There’s no doubt that supplements give us nutrients required to lose fat and gain lean muscle. When combined with a healthy diet, they improve training performance and results. Experts agree that supplements are beneficial, but they’re just enhancements, not replacements. Simply put, supplements, instead of taking over diets, fill in nutrient gaps. However, supplements are useless if you’re overeating or not working out. Proper diet, regular training and sufficient sleep make supplements effective.
These aren’t substitutes for food. While dietary supplements supply nutrients, the true power lies, not in the powder or capsule, but on the plate. In whole foods – a great source of nutrients – there are fibres, phytochemicals and elements that improve strength. In short, pills and powders got nothing on diets.
Health and Fitness
Supplements contain nutrients like zinc, copper, iron and calcium. Minerals and vitamins help the body alleviate nutrient deficiency. Additionally, they reduce the risk of chronic maladies. Though a proper diet builds a good body, it’s time-consuming. For bodybuilders, supplements are the best source of muscle building nutrients.
By regulating the amount of fat our bodies absorb, fibres maintain normal cholesterol levels. Fruits, grains, legumes and vegetables are natural fibre sources. As always, getting fibres from food is ok. But, from time to time, supplements are needed to enhance fibre intake. For instance, psyllium husk – a common ingredient in fibre supplements – increases good (HDL) cholesterol and reduces bad (LDL) cholesterol.
A monohydrate supplement is essential when working out. In muscle tissues, it increases creatine levels. During high-intensity exercises, creatine supplementation is proven to improve workout performance. With high levels of creatine, bodybuilders lift heavier weights and train much longer.
This amino acid forms 61% of the skeletal muscle.

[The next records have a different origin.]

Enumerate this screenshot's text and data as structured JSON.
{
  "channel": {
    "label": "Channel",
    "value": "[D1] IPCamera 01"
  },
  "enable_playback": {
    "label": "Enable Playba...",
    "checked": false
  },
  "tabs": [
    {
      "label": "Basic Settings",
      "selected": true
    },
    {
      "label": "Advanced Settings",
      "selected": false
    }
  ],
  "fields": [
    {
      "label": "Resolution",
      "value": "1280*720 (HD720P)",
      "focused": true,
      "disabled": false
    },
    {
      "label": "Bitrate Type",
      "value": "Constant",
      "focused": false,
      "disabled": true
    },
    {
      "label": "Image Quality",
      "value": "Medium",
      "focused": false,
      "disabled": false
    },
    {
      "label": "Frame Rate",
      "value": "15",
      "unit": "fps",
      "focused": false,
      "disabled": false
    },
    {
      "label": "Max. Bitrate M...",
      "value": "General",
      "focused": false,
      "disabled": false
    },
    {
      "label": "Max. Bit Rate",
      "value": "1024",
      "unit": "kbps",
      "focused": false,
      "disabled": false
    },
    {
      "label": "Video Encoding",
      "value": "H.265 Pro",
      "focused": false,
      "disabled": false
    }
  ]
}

Its main benefit is improving immune function. Other benefits are preventing muscle catabolism and increasing growth hormones. Athletes are the top beneficiaries of glutamine.

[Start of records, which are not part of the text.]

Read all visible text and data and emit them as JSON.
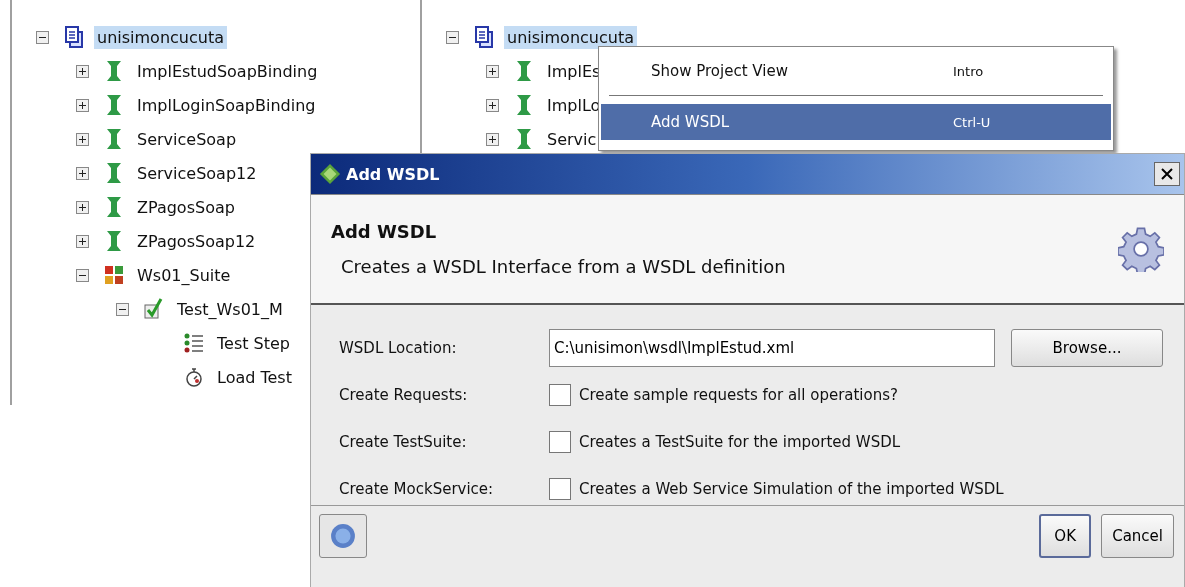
{
  "left_tree": {
    "root": {
      "kind": "project",
      "label": "unisimoncucuta",
      "selected": true,
      "expanded": true,
      "children": [
        {
          "kind": "interface",
          "label": "ImplEstudSoapBinding",
          "expanded": false
        },
        {
          "kind": "interface",
          "label": "ImplLoginSoapBinding",
          "expanded": false
        },
        {
          "kind": "interface",
          "label": "ServiceSoap",
          "expanded": false
        },
        {
          "kind": "interface",
          "label": "ServiceSoap12",
          "expanded": false
        },
        {
          "kind": "interface",
          "label": "ZPagosSoap",
          "expanded": false
        },
        {
          "kind": "interface",
          "label": "ZPagosSoap12",
          "expanded": false
        },
        {
          "kind": "suite",
          "label": "Ws01_Suite",
          "expanded": true,
          "children": [
            {
              "kind": "testcase",
              "label": "Test_Ws01_M",
              "expanded": true,
              "children": [
                {
                  "kind": "steps",
                  "label": "Test Step"
                },
                {
                  "kind": "loadtest",
                  "label": "Load Test"
                }
              ]
            }
          ]
        }
      ]
    }
  },
  "right_tree": {
    "root": {
      "kind": "project",
      "label": "unisimoncucuta",
      "selected": true,
      "expanded": true,
      "children": [
        {
          "kind": "interface",
          "label": "ImplEs",
          "expanded": false
        },
        {
          "kind": "interface",
          "label": "ImplLo",
          "expanded": false
        },
        {
          "kind": "interface",
          "label": "Servic",
          "expanded": false
        }
      ]
    }
  },
  "context_menu": {
    "items": [
      {
        "label": "Show Project View",
        "shortcut": "Intro",
        "selected": false
      },
      {
        "label": "Add WSDL",
        "shortcut": "Ctrl-U",
        "selected": true
      }
    ]
  },
  "dialog": {
    "title": "Add WSDL",
    "heading": "Add WSDL",
    "description": "Creates a WSDL Interface from a WSDL definition",
    "location": {
      "label": "WSDL Location:",
      "value": "C:\\unisimon\\wsdl\\ImplEstud.xml",
      "browse": "Browse..."
    },
    "options": [
      {
        "label": "Create Requests:",
        "text": "Create sample requests for all operations?",
        "checked": false
      },
      {
        "label": "Create TestSuite:",
        "text": "Creates a TestSuite for the imported WSDL",
        "checked": false
      },
      {
        "label": "Create MockService:",
        "text": "Creates a Web Service Simulation of the imported WSDL",
        "checked": false
      }
    ],
    "buttons": [
      "OK",
      "Cancel"
    ]
  }
}
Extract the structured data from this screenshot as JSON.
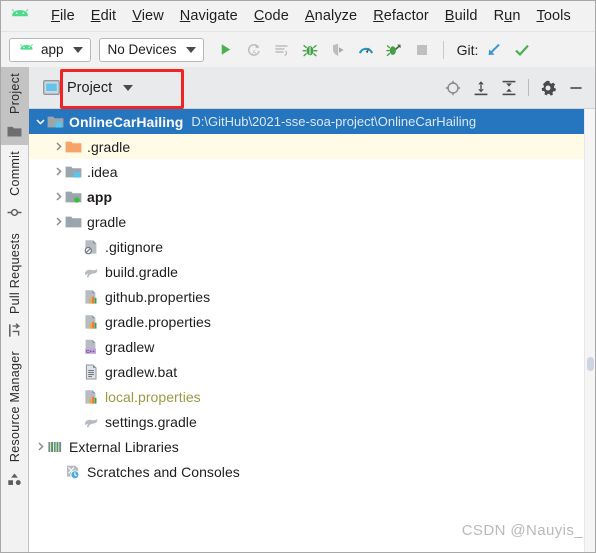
{
  "app": {
    "logo_icon": "android-logo-icon",
    "watermark": "CSDN @Nauyis_"
  },
  "menubar": {
    "items": [
      {
        "label": "File",
        "accel": "F"
      },
      {
        "label": "Edit",
        "accel": "E"
      },
      {
        "label": "View",
        "accel": "V"
      },
      {
        "label": "Navigate",
        "accel": "N"
      },
      {
        "label": "Code",
        "accel": "C"
      },
      {
        "label": "Analyze",
        "accel": "A"
      },
      {
        "label": "Refactor",
        "accel": "R"
      },
      {
        "label": "Build",
        "accel": "B"
      },
      {
        "label": "Run",
        "accel": "u"
      },
      {
        "label": "Tools",
        "accel": "T"
      }
    ]
  },
  "toolbar": {
    "module_selector": {
      "label": "app",
      "icon": "android-logo-icon"
    },
    "device_selector": {
      "label": "No Devices"
    },
    "buttons": [
      {
        "name": "run-button",
        "icon": "play-icon",
        "enabled": true
      },
      {
        "name": "apply-changes-button",
        "icon": "apply-changes-icon",
        "enabled": false
      },
      {
        "name": "apply-code-changes-button",
        "icon": "apply-code-changes-icon",
        "enabled": false
      },
      {
        "name": "debug-button",
        "icon": "bug-icon",
        "enabled": true
      },
      {
        "name": "attach-debugger-button",
        "icon": "attach-debugger-icon",
        "enabled": false
      },
      {
        "name": "profiler-button",
        "icon": "profiler-icon",
        "enabled": true
      },
      {
        "name": "run-with-coverage-button",
        "icon": "coverage-icon",
        "enabled": true
      },
      {
        "name": "stop-button",
        "icon": "stop-square-icon",
        "enabled": false
      }
    ],
    "git_label": "Git:",
    "git_buttons": [
      {
        "name": "update-project-button",
        "icon": "arrow-down-left-icon"
      },
      {
        "name": "commit-button",
        "icon": "check-icon"
      }
    ]
  },
  "toolwindows": [
    {
      "label": "Project",
      "icon": "project-folder-icon",
      "active": true
    },
    {
      "label": "Commit",
      "icon": "commit-icon",
      "active": false
    },
    {
      "label": "Pull Requests",
      "icon": "pull-request-icon",
      "active": false
    },
    {
      "label": "Resource Manager",
      "icon": "resource-manager-icon",
      "active": false
    }
  ],
  "panel": {
    "title": "Project",
    "title_icon": "project-view-icon",
    "dropdown_icon": "chevron-down-icon",
    "actions": [
      {
        "name": "select-opened-file-button",
        "icon": "locate-target-icon"
      },
      {
        "name": "expand-all-button",
        "icon": "expand-all-icon"
      },
      {
        "name": "collapse-all-button",
        "icon": "collapse-all-icon"
      },
      {
        "name": "settings-button",
        "icon": "gear-icon"
      },
      {
        "name": "hide-button",
        "icon": "minimize-icon"
      }
    ],
    "highlight_color": "#f02424"
  },
  "tree": {
    "rows": [
      {
        "label": "OnlineCarHailing",
        "path": "D:\\GitHub\\2021-sse-soa-project\\OnlineCarHailing",
        "indent": 0,
        "arrow": "down",
        "icon": "module-folder-icon",
        "bold": true,
        "state": "selected"
      },
      {
        "label": ".gradle",
        "indent": 1,
        "arrow": "right",
        "icon": "excluded-folder-icon",
        "state": "hovered"
      },
      {
        "label": ".idea",
        "indent": 1,
        "arrow": "right",
        "icon": "module-folder-icon",
        "state": "normal"
      },
      {
        "label": "app",
        "indent": 1,
        "arrow": "right",
        "icon": "source-folder-icon",
        "bold": true,
        "state": "normal"
      },
      {
        "label": "gradle",
        "indent": 1,
        "arrow": "right",
        "icon": "folder-icon",
        "state": "normal"
      },
      {
        "label": ".gitignore",
        "indent": 2,
        "arrow": "none",
        "icon": "gitignore-file-icon",
        "state": "normal"
      },
      {
        "label": "build.gradle",
        "indent": 2,
        "arrow": "none",
        "icon": "gradle-file-icon",
        "state": "normal"
      },
      {
        "label": "github.properties",
        "indent": 2,
        "arrow": "none",
        "icon": "properties-file-icon",
        "state": "normal"
      },
      {
        "label": "gradle.properties",
        "indent": 2,
        "arrow": "none",
        "icon": "properties-file-icon",
        "state": "normal"
      },
      {
        "label": "gradlew",
        "indent": 2,
        "arrow": "none",
        "icon": "cpp-file-icon",
        "state": "normal"
      },
      {
        "label": "gradlew.bat",
        "indent": 2,
        "arrow": "none",
        "icon": "text-file-icon",
        "state": "normal"
      },
      {
        "label": "local.properties",
        "indent": 2,
        "arrow": "none",
        "icon": "properties-file-icon",
        "state": "ignored"
      },
      {
        "label": "settings.gradle",
        "indent": 2,
        "arrow": "none",
        "icon": "gradle-file-icon",
        "state": "normal"
      },
      {
        "label": "External Libraries",
        "indent": 0,
        "arrow": "right",
        "icon": "libraries-icon",
        "state": "normal"
      },
      {
        "label": "Scratches and Consoles",
        "indent": 1,
        "arrow": "none",
        "icon": "scratches-icon",
        "state": "normal"
      }
    ]
  }
}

Valine, Leucine and Isoleucine are amino acids that our bodies can’t generate. Dieting and supplementation increase such compounds. BCCAs deliver great muscle building results because, during training, they produce lots of energy. Ingest BCCAs to reduce post-workout muscle sourness.

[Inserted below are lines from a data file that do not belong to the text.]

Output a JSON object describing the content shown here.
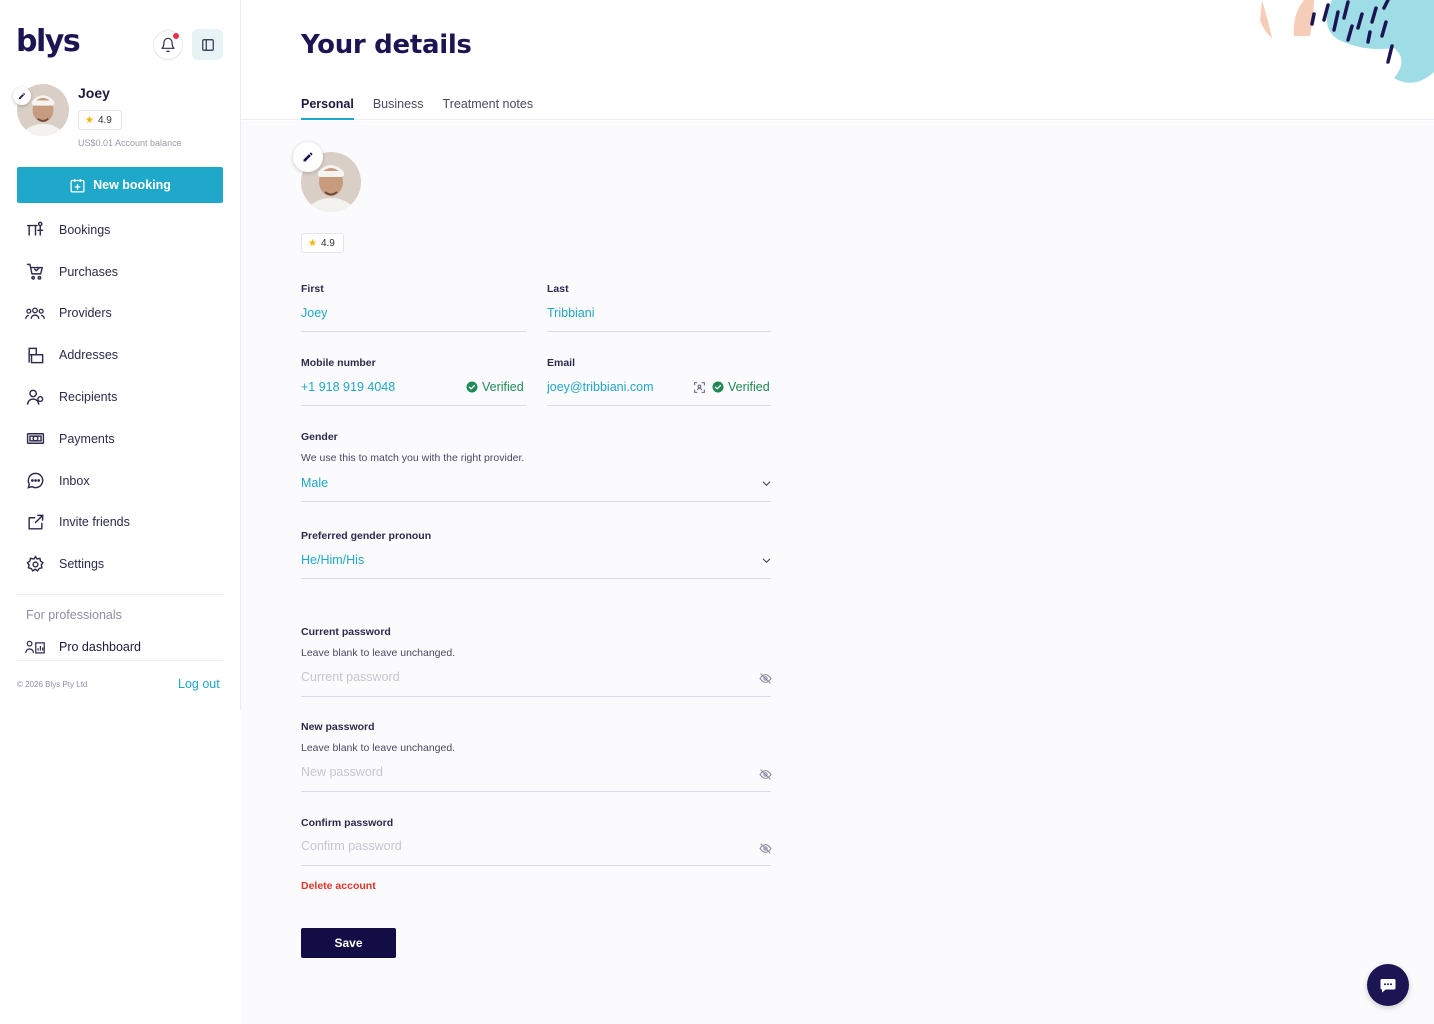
{
  "brand": {
    "logo_text": "blys"
  },
  "header_icons": {
    "bell": "bell-icon",
    "panel": "sidebar-toggle-icon"
  },
  "user": {
    "name": "Joey",
    "rating": "4.9",
    "balance": "US$0.01 Account balance"
  },
  "sidebar": {
    "new_booking_label": "New booking",
    "items": [
      {
        "label": "Bookings",
        "icon": "massage-table-icon"
      },
      {
        "label": "Purchases",
        "icon": "cart-icon"
      },
      {
        "label": "Providers",
        "icon": "group-icon"
      },
      {
        "label": "Addresses",
        "icon": "address-icon"
      },
      {
        "label": "Recipients",
        "icon": "recipients-icon"
      },
      {
        "label": "Payments",
        "icon": "money-icon"
      },
      {
        "label": "Inbox",
        "icon": "chat-bubble-icon"
      },
      {
        "label": "Invite friends",
        "icon": "share-icon"
      },
      {
        "label": "Settings",
        "icon": "gear-icon"
      }
    ],
    "for_professionals": "For professionals",
    "pro_dashboard": "Pro dashboard",
    "copyright": "© 2026 Blys Pty Ltd",
    "logout": "Log out"
  },
  "page": {
    "title": "Your details",
    "tabs": [
      "Personal",
      "Business",
      "Treatment notes"
    ],
    "active_tab": "Personal"
  },
  "profile": {
    "rating": "4.9"
  },
  "form": {
    "first": {
      "label": "First",
      "value": "Joey"
    },
    "last": {
      "label": "Last",
      "value": "Tribbiani"
    },
    "mobile": {
      "label": "Mobile number",
      "value": "+1 918 919 4048",
      "status": "Verified"
    },
    "email": {
      "label": "Email",
      "value": "joey@tribbiani.com",
      "status": "Verified"
    },
    "gender": {
      "label": "Gender",
      "help": "We use this to match you with the right provider.",
      "value": "Male"
    },
    "pronoun": {
      "label": "Preferred gender pronoun",
      "value": "He/Him/His"
    },
    "current_password": {
      "label": "Current password",
      "help": "Leave blank to leave unchanged.",
      "placeholder": "Current password"
    },
    "new_password": {
      "label": "New password",
      "help": "Leave blank to leave unchanged.",
      "placeholder": "New password"
    },
    "confirm_password": {
      "label": "Confirm password",
      "placeholder": "Confirm password"
    },
    "delete_account": "Delete account",
    "save": "Save"
  },
  "colors": {
    "accent": "#1fa8c9",
    "navy": "#1c1554",
    "verified": "#1e8a55",
    "danger": "#e0332a"
  }
}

Word of Caution
Creatine affects the kidneys. Flatulence – accumulation of gas in the alimentary canal – is another condition creatine triggers. If you have kidney-related issues, don’t take creatine.
Certain supplements bodybuilders use are acidic and, sometimes, toxic. But don’t give up early because of supplements “phobia”. As long as you purchase quality supplements from a reputable company or online store, all is well.
When doing high-intensity workouts, eat an alkaline diet. Acidic diets full of canned meats and refined foods are a no-no. Foods that are acidic leave your body sore. To speed up recovery time, eat a balanced diet with lots of healthy fats.
Bodybuilding is fun, easy and beneficial if the body is healthy. Anyone who wants to gain muscle in record time should eat well and train hard. Supplements are a stepping stone because they fast-track your fitness journey. Actually, you’ll achieve your fitness goals in no time. We know there are a million things said on the internet about what to take, and what not to take, so we suggest getting in contact with Extreme Nutrition, who has a popular supplement store in Adelaide, South Australia.